bottom of the pear. Place the wrapped pears onto the baking sheet. Loosely cover the wrapped
pears with aluminum foil
Bake for 25 minutes or until the pastries are golden. Spoon thevanilla sauce onto 4 plates. Top each
with 1 pear and garnish with raspberries.
*Use a melon baler to core the pears from the bottom and remove the seeds. Peel the pears, leaving
the stem intact. Cut a thin slice from the bottom of each pear so that it will stand upright.

Apple Turnovers with Gingered Cranberry-Caramel Sauce

Prep: 15 minutes Makes: 4 servings
Bake: 20 minutes
•2 tablespoons sugar
•1 teaspoon pumpkin pie spice
•1 package (12.5 ounces) Pepperidge Farm®

Apple Turnovers
•2 tablespoons butter, melted
•1 cup prepared caramel sauce
•¼ cup finely chopped crystallized (candied) ginger
•¼ cup finely chopped dried cranberries
•Sweetened whipped cream (optional)

Stir the sugar and pumpkin pie spice in a small bowl. Brush the
turnovers with the butter and sprinkle with the sugar mixture. Bake
and cool the turnovers according to the package directions
Heat the caramel sauce, ginger and cranberries in a 1-quart
saucepan over low heat until the mixture is hot. Serve the
turnovers with the sauce. Top with the whipped cream, if desired.

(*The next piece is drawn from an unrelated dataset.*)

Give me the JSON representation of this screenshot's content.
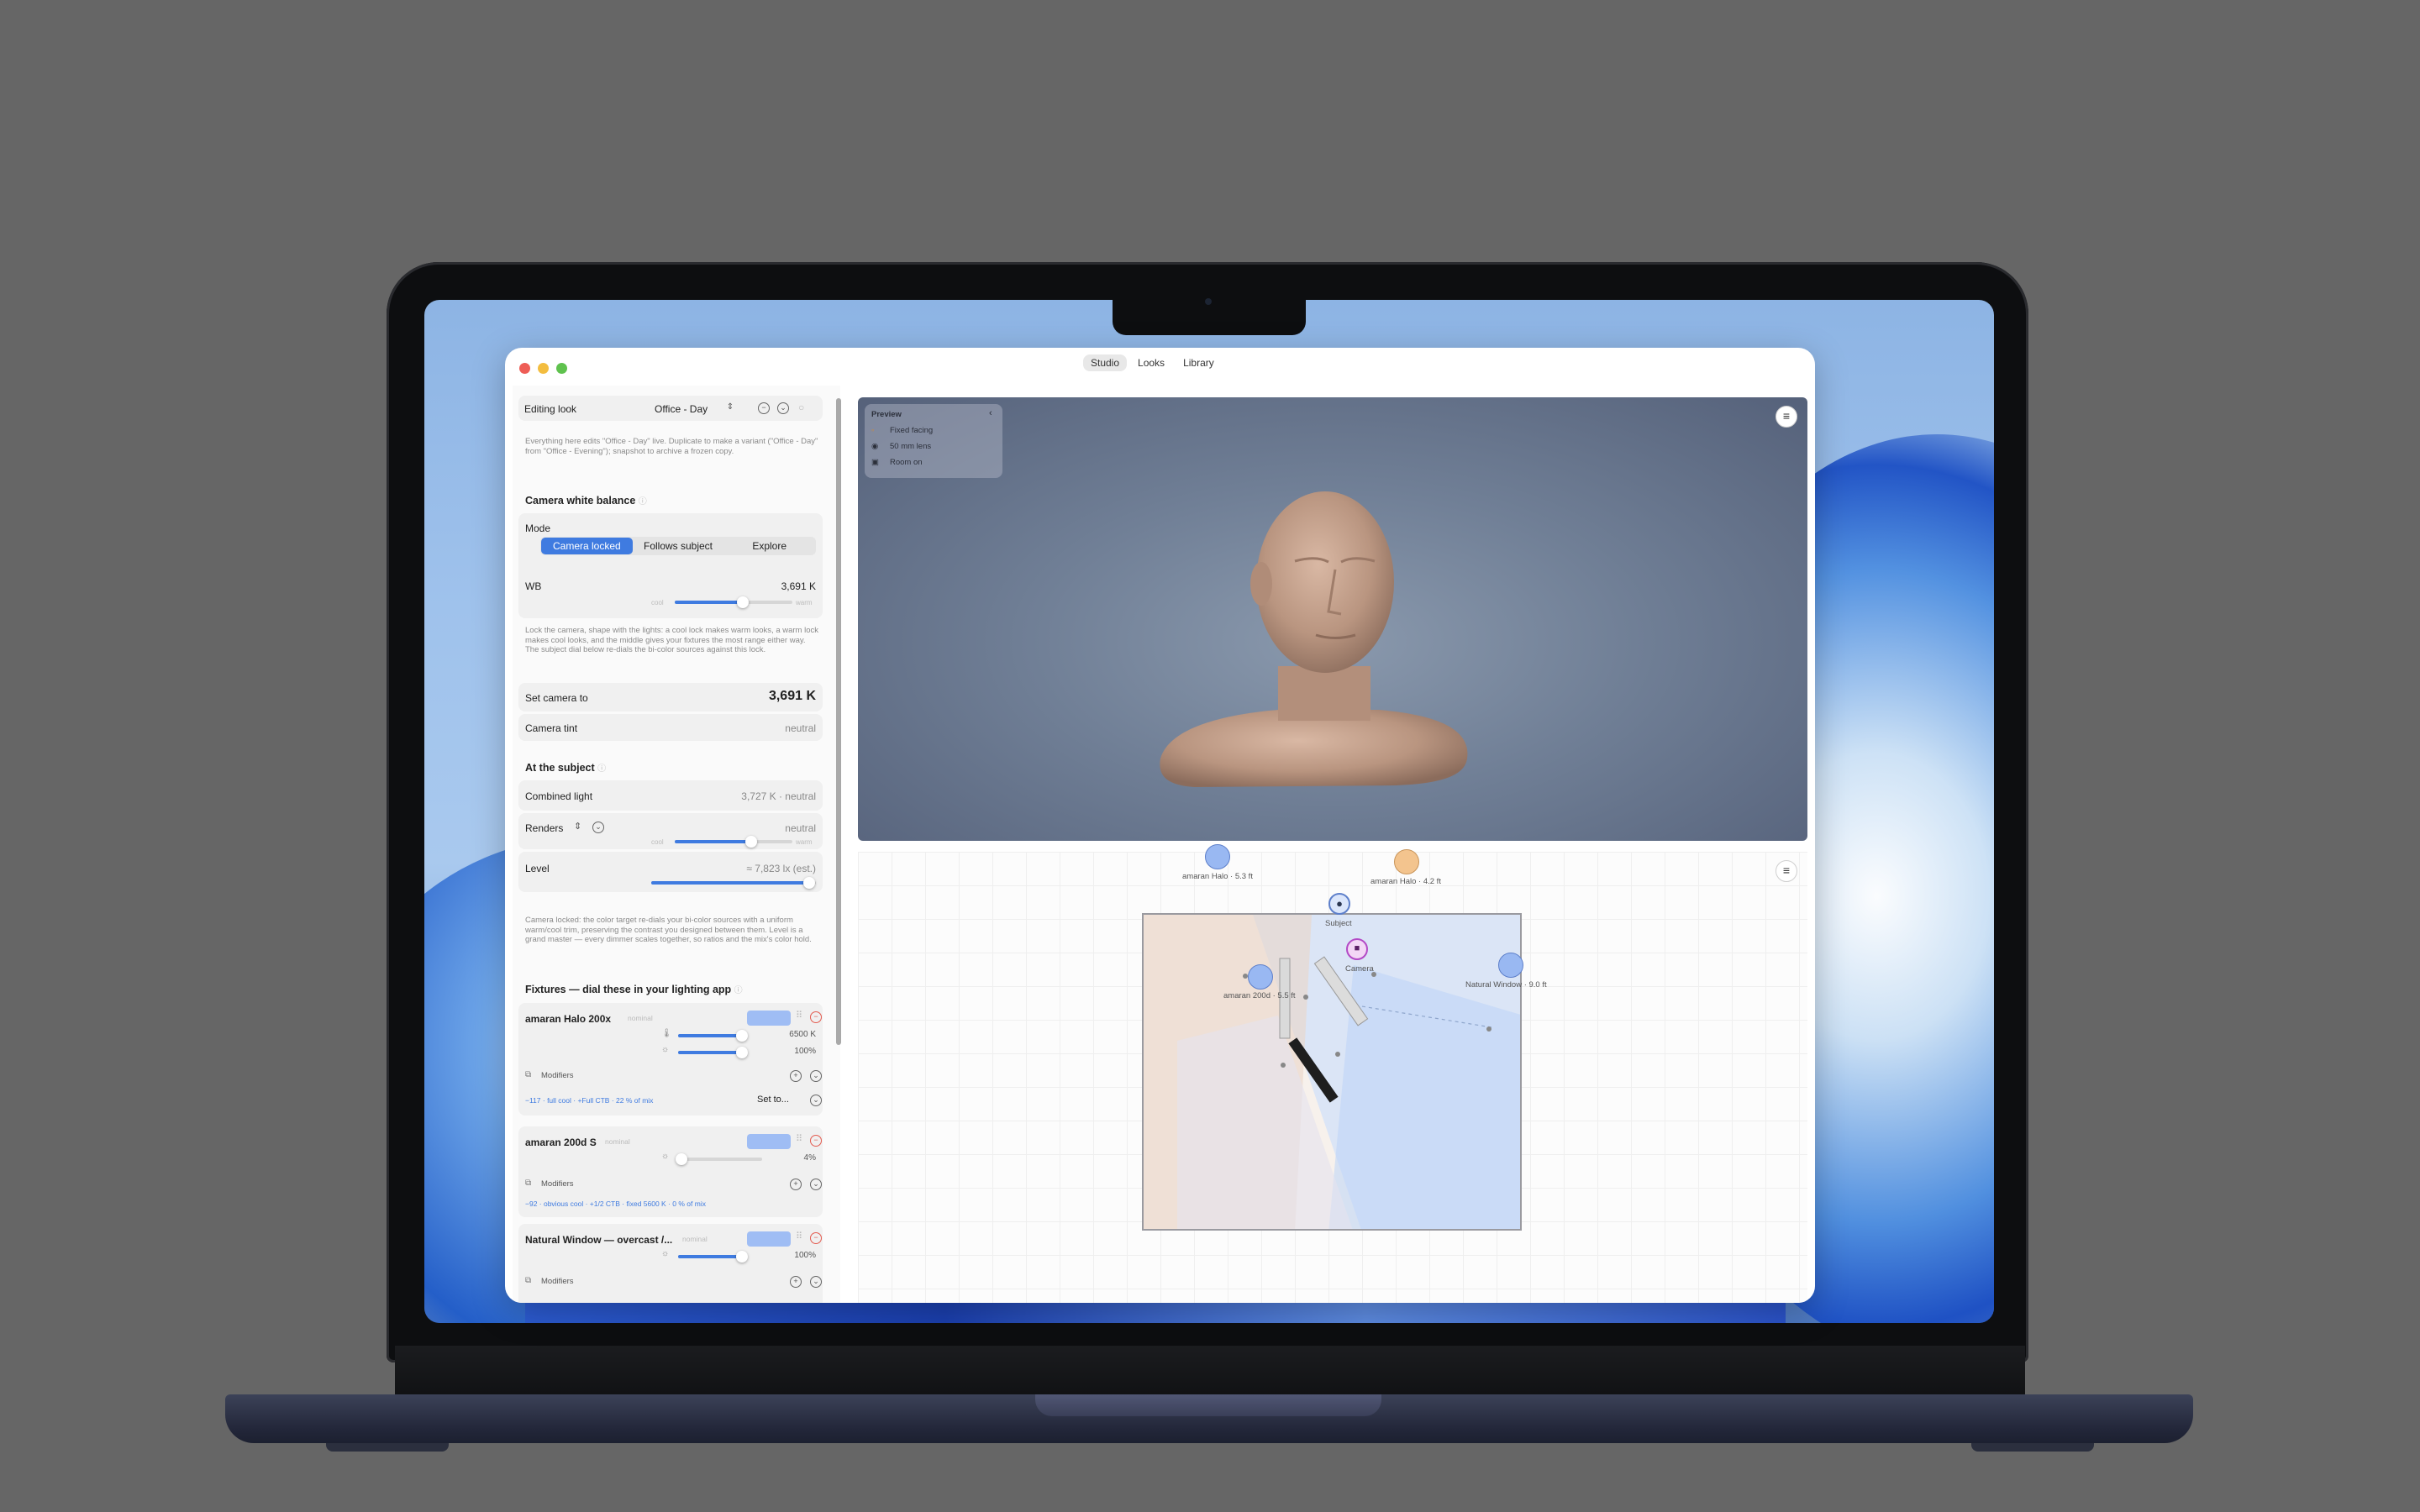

Truffle Cups

Prep: 35 minutes Makes: 24 pieces
Bake: 1 minute
•1 package (9.5 ounces) Pepperidge Farm® Mini Puff Pastry Shells
•12 small (1-inch) assorted chocolate truffle candies, cut in half
•1 cup thawed frozen whipped topping

Bake, cool and remove the "top" of the shells according to the
package directions. Reduce the oven temperature to 350°F.
Place 1 piece candy into each shell. Place the filled shells on a
baking sheet.
Bake for 1 minute or until the candy melts.
Divide the topping among the shells. Serve immediately.

Petite Pain au Chocolat

Thaw: 40 minutes Makes: 8 pieces
Prep: 20 minutes
Bake: 15 minutes
•1 package (17.3 ounces) Pepperidge Farm® Puff Pastry Sheets (2 sheets)
•1 ½ cups semi-sweet chocolate chips
•1 egg, beaten
•2 tablespoons butter
•1 cup confectioners' sugar
•2 tablespoons hot water

Thaw the pastry sheets at room temperature for 40 minutes or until they're easy
to handle. Heat the oven to 350°F. Line 2 baking sheets with parchment paper.
Unfold 1 pastry sheet on a lightly floured surface. Roll the pastry sheet into a 10-
inch square. Cut the pastry sheet into 4 (5-inch) squares. Repeat with the
remaining pastry sheet.
Place 2 tablespoons chocolate chips in the center of each pastrysquare. Brush
the edges of the pastry squares with the egg. Fold each pastry in half over the
chocolate chips and press the edges to seal. Place the filled pastries onto the
baking sheets. Brush the tops of the pastries with the egg.
Bake for 15 minutes or until the pastries are golden. Let cool on the baking
sheets for 2 minutes. Remove the pastries to a wire rack and letcool.
Place the remaining chocolate chips and the butter into a small microwave-
safe bowl. Microwave on HIGH for 30 seconds or until the chocolate is starting
to melt. Stir until the chocolate mixture is smooth. Stir in theconfectioners' sugar.
Stir in the water, adding additional water, if necessary, until the icing is the
desired consistency. Drizzle the icing over the pastries.